WORK INSTRUCTIONS –
Without including any pictures, write out all the records word for word.

━━━━━ SOURCE MATERIAL

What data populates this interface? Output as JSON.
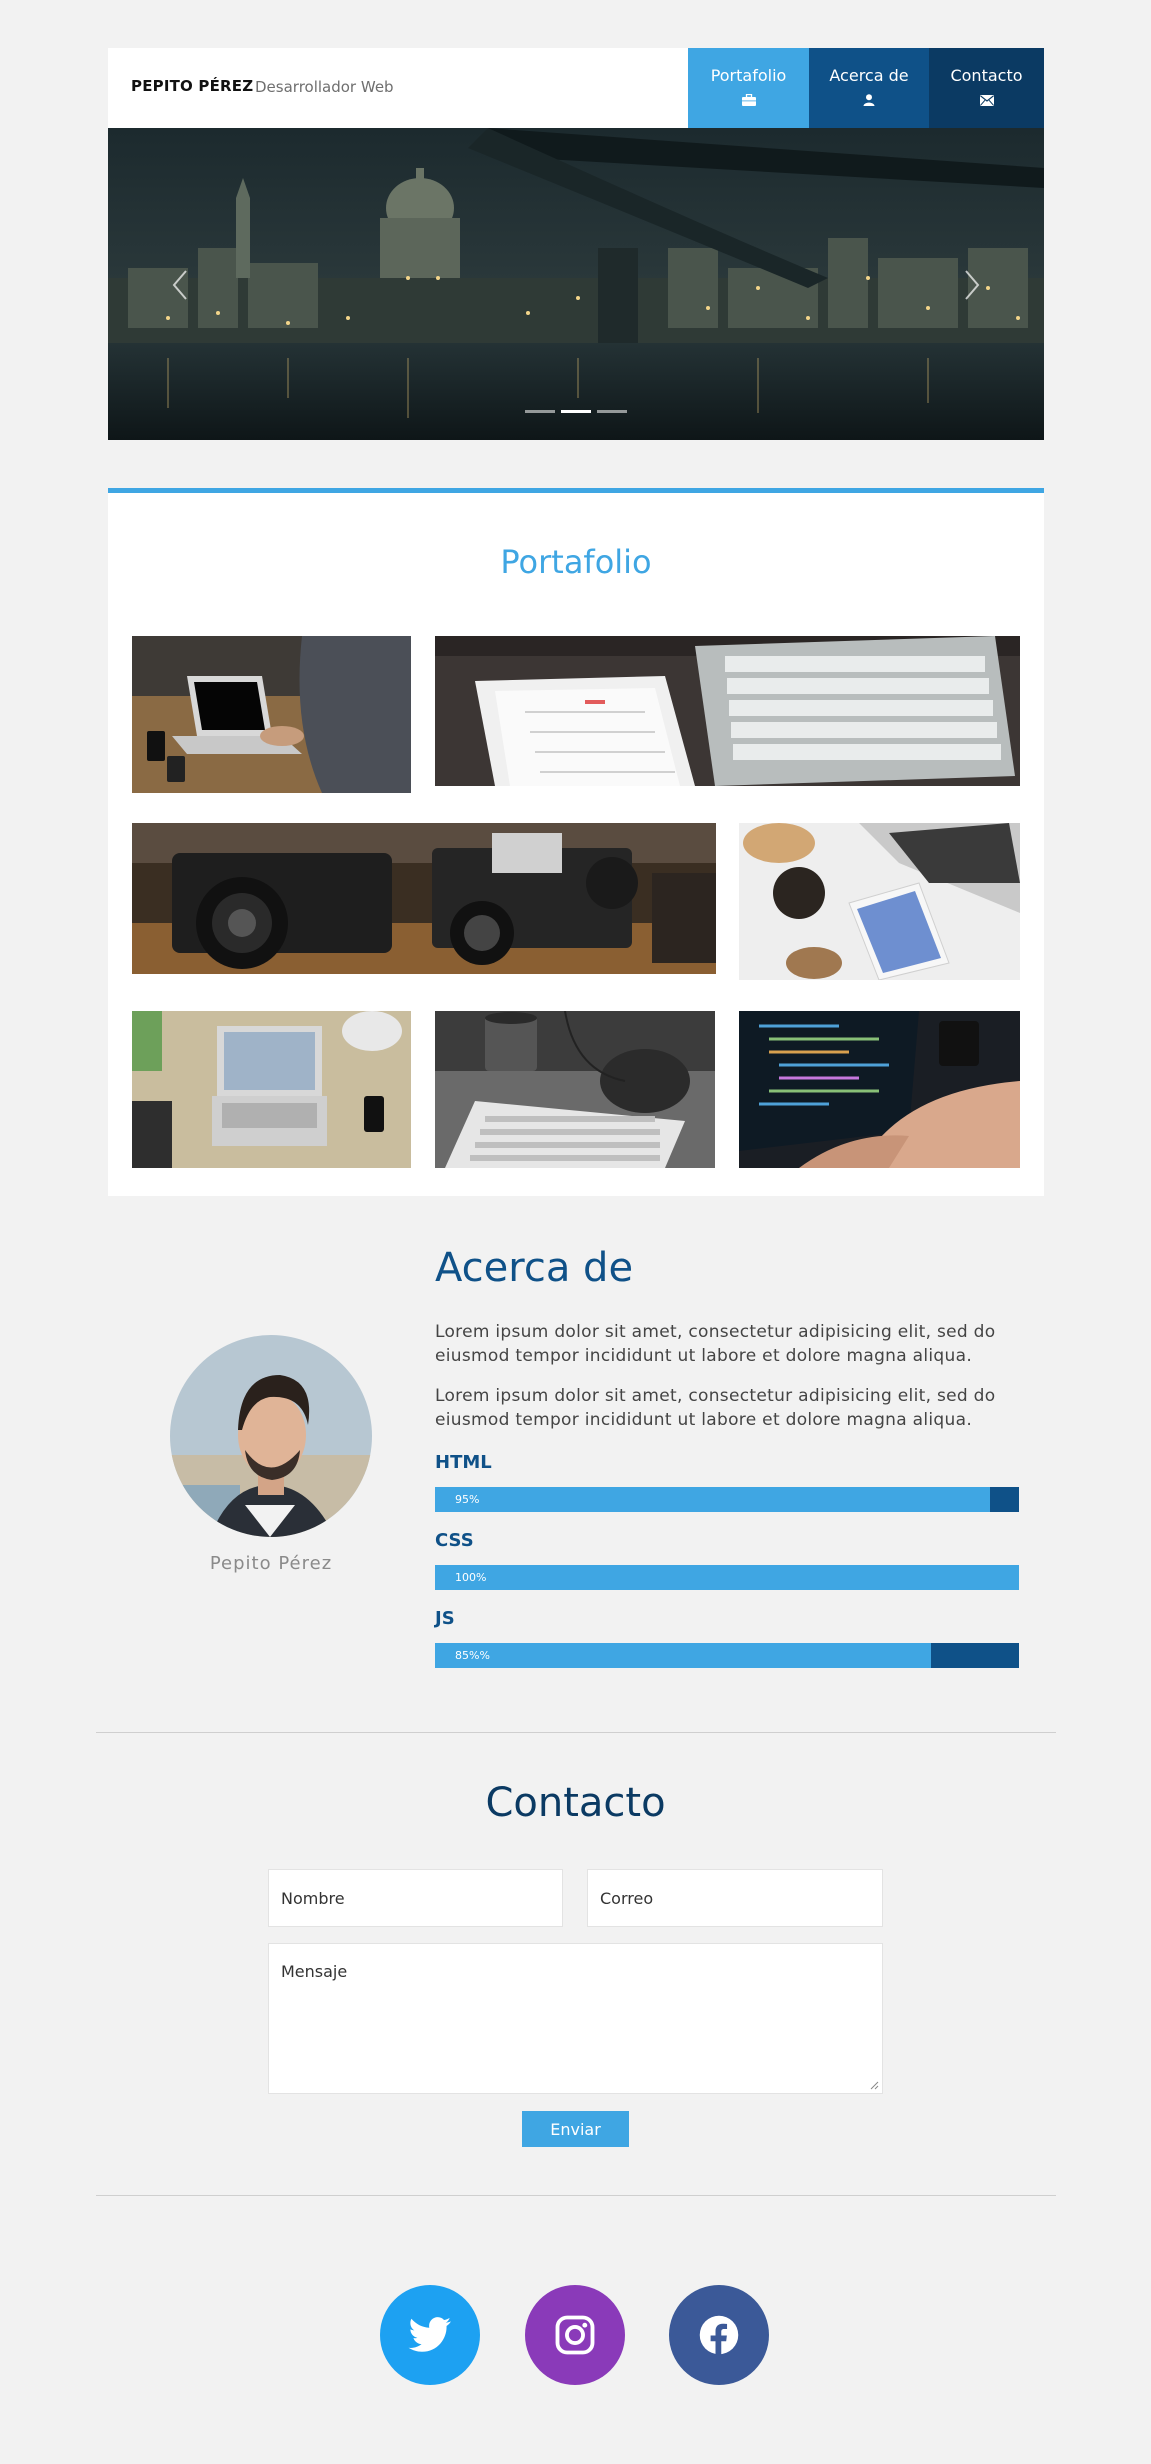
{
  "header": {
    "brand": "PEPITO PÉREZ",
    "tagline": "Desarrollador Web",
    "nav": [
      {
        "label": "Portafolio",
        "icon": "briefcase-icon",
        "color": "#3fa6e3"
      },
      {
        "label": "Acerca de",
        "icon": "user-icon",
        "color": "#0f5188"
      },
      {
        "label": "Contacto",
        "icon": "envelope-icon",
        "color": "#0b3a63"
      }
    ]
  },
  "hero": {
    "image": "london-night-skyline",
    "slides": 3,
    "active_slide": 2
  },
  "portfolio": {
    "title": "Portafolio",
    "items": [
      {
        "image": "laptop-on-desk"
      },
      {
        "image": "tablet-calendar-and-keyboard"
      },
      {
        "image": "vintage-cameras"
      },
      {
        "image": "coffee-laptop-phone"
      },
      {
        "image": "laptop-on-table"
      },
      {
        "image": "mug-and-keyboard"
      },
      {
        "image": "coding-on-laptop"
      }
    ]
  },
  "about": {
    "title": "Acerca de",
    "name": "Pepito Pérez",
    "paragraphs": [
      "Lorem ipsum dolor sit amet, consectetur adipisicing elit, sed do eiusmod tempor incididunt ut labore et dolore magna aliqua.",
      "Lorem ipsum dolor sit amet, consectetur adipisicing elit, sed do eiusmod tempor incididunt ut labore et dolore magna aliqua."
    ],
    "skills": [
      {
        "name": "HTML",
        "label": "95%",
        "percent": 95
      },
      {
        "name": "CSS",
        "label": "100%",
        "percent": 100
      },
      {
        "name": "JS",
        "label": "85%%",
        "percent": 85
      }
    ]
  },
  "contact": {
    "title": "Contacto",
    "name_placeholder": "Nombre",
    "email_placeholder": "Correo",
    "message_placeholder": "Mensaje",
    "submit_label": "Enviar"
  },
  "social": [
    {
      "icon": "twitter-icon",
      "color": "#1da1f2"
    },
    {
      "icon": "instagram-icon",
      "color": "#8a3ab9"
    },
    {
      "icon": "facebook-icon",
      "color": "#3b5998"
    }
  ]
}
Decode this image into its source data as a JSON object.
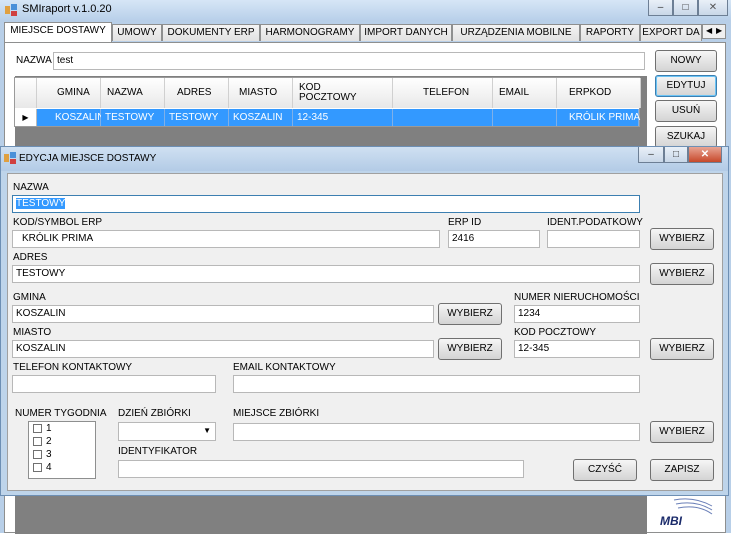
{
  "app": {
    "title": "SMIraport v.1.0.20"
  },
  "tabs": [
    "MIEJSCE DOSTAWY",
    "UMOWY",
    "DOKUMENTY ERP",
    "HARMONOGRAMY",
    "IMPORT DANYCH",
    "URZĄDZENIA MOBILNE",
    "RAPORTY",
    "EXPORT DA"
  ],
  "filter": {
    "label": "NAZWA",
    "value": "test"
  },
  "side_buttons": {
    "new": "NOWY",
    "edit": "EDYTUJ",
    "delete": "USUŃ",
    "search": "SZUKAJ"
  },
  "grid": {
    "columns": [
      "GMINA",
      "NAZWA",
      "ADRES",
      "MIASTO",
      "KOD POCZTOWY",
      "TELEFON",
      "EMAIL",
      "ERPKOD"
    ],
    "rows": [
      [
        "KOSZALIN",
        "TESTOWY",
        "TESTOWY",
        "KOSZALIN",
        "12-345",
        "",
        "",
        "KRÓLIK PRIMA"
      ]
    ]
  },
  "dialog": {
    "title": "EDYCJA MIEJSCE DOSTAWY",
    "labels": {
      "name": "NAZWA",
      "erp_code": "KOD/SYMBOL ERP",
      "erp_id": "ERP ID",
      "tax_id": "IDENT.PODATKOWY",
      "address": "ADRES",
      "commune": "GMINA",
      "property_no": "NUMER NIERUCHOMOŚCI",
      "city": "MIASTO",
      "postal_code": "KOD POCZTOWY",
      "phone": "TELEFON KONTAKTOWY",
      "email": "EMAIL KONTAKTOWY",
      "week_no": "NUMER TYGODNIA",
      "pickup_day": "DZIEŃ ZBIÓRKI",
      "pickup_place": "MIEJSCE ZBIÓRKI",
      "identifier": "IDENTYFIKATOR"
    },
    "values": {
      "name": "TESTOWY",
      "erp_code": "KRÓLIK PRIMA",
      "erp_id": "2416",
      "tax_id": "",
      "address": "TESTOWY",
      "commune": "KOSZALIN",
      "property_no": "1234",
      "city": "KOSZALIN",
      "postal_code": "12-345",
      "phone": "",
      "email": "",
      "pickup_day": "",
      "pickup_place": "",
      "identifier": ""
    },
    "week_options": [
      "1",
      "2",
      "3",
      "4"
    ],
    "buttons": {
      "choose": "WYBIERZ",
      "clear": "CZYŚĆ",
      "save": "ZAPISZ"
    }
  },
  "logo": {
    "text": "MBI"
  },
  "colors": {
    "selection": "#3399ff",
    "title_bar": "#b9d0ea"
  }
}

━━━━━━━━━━

OUTPUT –
What data populates this interface? Output as JSON.
{
  "header": {
    "brand": "PEPITO PÉREZ",
    "tagline": "Desarrollador Web",
    "nav": [
      {
        "label": "Portafolio",
        "icon": "briefcase-icon",
        "color": "#3fa6e3"
      },
      {
        "label": "Acerca de",
        "icon": "user-icon",
        "color": "#0f5188"
      },
      {
        "label": "Contacto",
        "icon": "envelope-icon",
        "color": "#0b3a63"
      }
    ]
  },
  "hero": {
    "image": "london-night-skyline",
    "slides": 3,
    "active_slide": 2
  },
  "portfolio": {
    "title": "Portafolio",
    "items": [
      {
        "image": "laptop-on-desk"
      },
      {
        "image": "tablet-calendar-and-keyboard"
      },
      {
        "image": "vintage-cameras"
      },
      {
        "image": "coffee-laptop-phone"
      },
      {
        "image": "laptop-on-table"
      },
      {
        "image": "mug-and-keyboard"
      },
      {
        "image": "coding-on-laptop"
      }
    ]
  },
  "about": {
    "title": "Acerca de",
    "name": "Pepito Pérez",
    "paragraphs": [
      "Lorem ipsum dolor sit amet, consectetur adipisicing elit, sed do eiusmod tempor incididunt ut labore et dolore magna aliqua.",
      "Lorem ipsum dolor sit amet, consectetur adipisicing elit, sed do eiusmod tempor incididunt ut labore et dolore magna aliqua."
    ],
    "skills": [
      {
        "name": "HTML",
        "label": "95%",
        "percent": 95
      },
      {
        "name": "CSS",
        "label": "100%",
        "percent": 100
      },
      {
        "name": "JS",
        "label": "85%%",
        "percent": 85
      }
    ]
  },
  "contact": {
    "title": "Contacto",
    "name_placeholder": "Nombre",
    "email_placeholder": "Correo",
    "message_placeholder": "Mensaje",
    "submit_label": "Enviar"
  },
  "social": [
    {
      "icon": "twitter-icon",
      "color": "#1da1f2"
    },
    {
      "icon": "instagram-icon",
      "color": "#8a3ab9"
    },
    {
      "icon": "facebook-icon",
      "color": "#3b5998"
    }
  ]
}
Decode this image into its source data as a JSON object.
{
  "app": {
    "title": "SMIraport v.1.0.20"
  },
  "tabs": [
    "MIEJSCE DOSTAWY",
    "UMOWY",
    "DOKUMENTY ERP",
    "HARMONOGRAMY",
    "IMPORT DANYCH",
    "URZĄDZENIA MOBILNE",
    "RAPORTY",
    "EXPORT DA"
  ],
  "filter": {
    "label": "NAZWA",
    "value": "test"
  },
  "side_buttons": {
    "new": "NOWY",
    "edit": "EDYTUJ",
    "delete": "USUŃ",
    "search": "SZUKAJ"
  },
  "grid": {
    "columns": [
      "GMINA",
      "NAZWA",
      "ADRES",
      "MIASTO",
      "KOD POCZTOWY",
      "TELEFON",
      "EMAIL",
      "ERPKOD"
    ],
    "rows": [
      [
        "KOSZALIN",
        "TESTOWY",
        "TESTOWY",
        "KOSZALIN",
        "12-345",
        "",
        "",
        "KRÓLIK PRIMA"
      ]
    ]
  },
  "dialog": {
    "title": "EDYCJA MIEJSCE DOSTAWY",
    "labels": {
      "name": "NAZWA",
      "erp_code": "KOD/SYMBOL ERP",
      "erp_id": "ERP ID",
      "tax_id": "IDENT.PODATKOWY",
      "address": "ADRES",
      "commune": "GMINA",
      "property_no": "NUMER NIERUCHOMOŚCI",
      "city": "MIASTO",
      "postal_code": "KOD POCZTOWY",
      "phone": "TELEFON KONTAKTOWY",
      "email": "EMAIL KONTAKTOWY",
      "week_no": "NUMER TYGODNIA",
      "pickup_day": "DZIEŃ ZBIÓRKI",
      "pickup_place": "MIEJSCE ZBIÓRKI",
      "identifier": "IDENTYFIKATOR"
    },
    "values": {
      "name": "TESTOWY",
      "erp_code": "KRÓLIK PRIMA",
      "erp_id": "2416",
      "tax_id": "",
      "address": "TESTOWY",
      "commune": "KOSZALIN",
      "property_no": "1234",
      "city": "KOSZALIN",
      "postal_code": "12-345",
      "phone": "",
      "email": "",
      "pickup_day": "",
      "pickup_place": "",
      "identifier": ""
    },
    "week_options": [
      "1",
      "2",
      "3",
      "4"
    ],
    "buttons": {
      "choose": "WYBIERZ",
      "clear": "CZYŚĆ",
      "save": "ZAPISZ"
    }
  },
  "logo": {
    "text": "MBI"
  },
  "colors": {
    "selection": "#3399ff",
    "title_bar": "#b9d0ea"
  }
}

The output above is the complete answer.